The Brussels master bombmaker – known as the ‘Man in White’ – is still on the run today after a series of special forces raids following the deadly attacks which killed 34 yesterday.
Belgium’s chief prosecutor this afternoon confirmed Najim Laachraoui is ‘still at large’ after Belgian media reported the ISIS explosives expert was taken alive by a SWAT team inside a pizzeria in the Anderlecht suburb of the city.
The latest twist came after Belgian brothers Ibrahim and Khalid El Bakraoui were named as two of the ISIS suicide bombers – eight days after they escaped police in a gunfight – and it is now clear there is a mystery fourth suicide bomber.
Laachraoui is suspected of rigging up the suicide vests that helped kill 34 in twin attacks yesterday – and is believed to have done the same for the Paris terrorists who murdered 130 in November.
He went on the run after leaving a suitcase packed with explosives and calmly walked from the terminal moments before the airport massacre at 8am Tuesday.
Just 79 minutes later Khalid El Bakraoui detonated his suicide vest on a Brussels Metro train at Maelbeek station killing 20 people.
The possible fourth bomber pictured on CCTV is believed to have blown himself up alongside Ibrahim El Bakraoui, who police say was identified by his fingerprints.
El Bakraoui’s will was also found in a bin at the terror cell’s safehouse, which also held bombmaking chemicals, an AK-47 and an ISIS flag.
Laachraoui was already one of the world’s most wanted men, having built the suicide vests used in the Paris attacks and went on the run with Salah Abdeslam, one of the other Paris massacre masterminds, before hiding in Brussels for four months.
Today it emerged there could have been another suitcase bomb set off in the airport but the ISIS fanatics couldn’t fit all their explosive-packed bags into a taxi outside their safehouse. They refused to let the driver touch the bags – prompting him to later contact the police about their suspicious behaviour.
Yesterday’s twin terror attacks on the Belgian capital that left at least 34 people dead are believed to have been revenge for Abdeslam’s capture – experts believe the jihadists launched the Brussels attacks because the net was closing in on their terror cell.
All of the men were ‘well known’ to detectives and had been on the run since Tuesday March 15 following a shoot-out in a terrorist hideout in the Belgian capital’s Forest suburb. They opened fire on police and fled.
Yet they still managed to find another address to stay, where they stored the explosives and guns used in Tuesday’s attacks.
Police have confirmed that those who carried it out have were part of a larger cell who carried out the Paris attacks four months ago.

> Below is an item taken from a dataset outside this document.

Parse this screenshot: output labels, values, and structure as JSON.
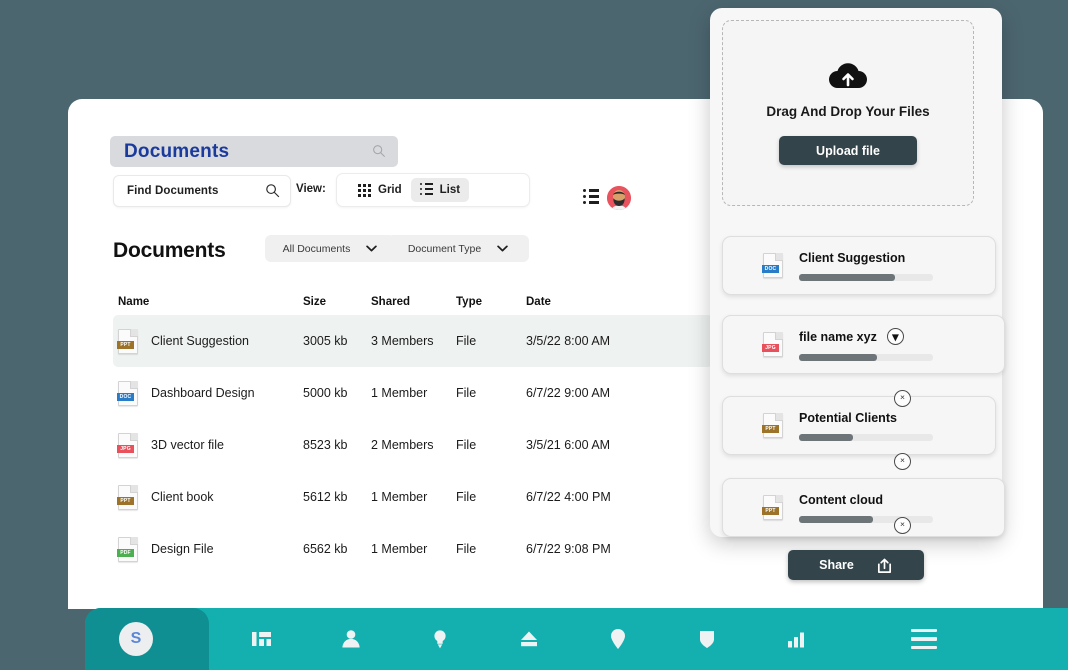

Today it emerged that the El Bakraoui brothers fled a Brussels police raid last week where snipers shot and killed Paris bombing suspect Mohamed Belkaid, it emerged today.
Khalid El Bakraoui also rented the apartment where Paris terror attacker Salah Abdeslam was captured by anti-terror police last Friday, according to respected Belgium news organisation RTL.
The raid carried out last Tuesday on a flat in the suburb of Forest saw a sniper kill Belkaid while the El Bakraoui brothers managed to escape police.
Police were acting on a tip-off in connection to the Paris terror attacks, and carried out the raid in Forest, which is close to Molenbeek, where several jihadis behind the Paris attacks lived.
While there was initial speculation that the raid had aimed to capture Paris-terrorist Salah Abdeslam, who was arrested later in the week in a separate operation, this was later denied by a police spokesman.
Belgium started three days of mourning today after the bombings claimed the lives of 34 and left more than 250 injured in 79 minutes of rush hour carnage. The dead and injured have 40 different nationalities, including two Britons.
Despite a Government warning to stay at home thousands have gathered in the center of the city to light candles, leave flowers and write messages of hope on the ground in defiance of the terrorists who carried out the the worst terror attacks in Belgium’s history.
This article originally appeared on the Daily Mail.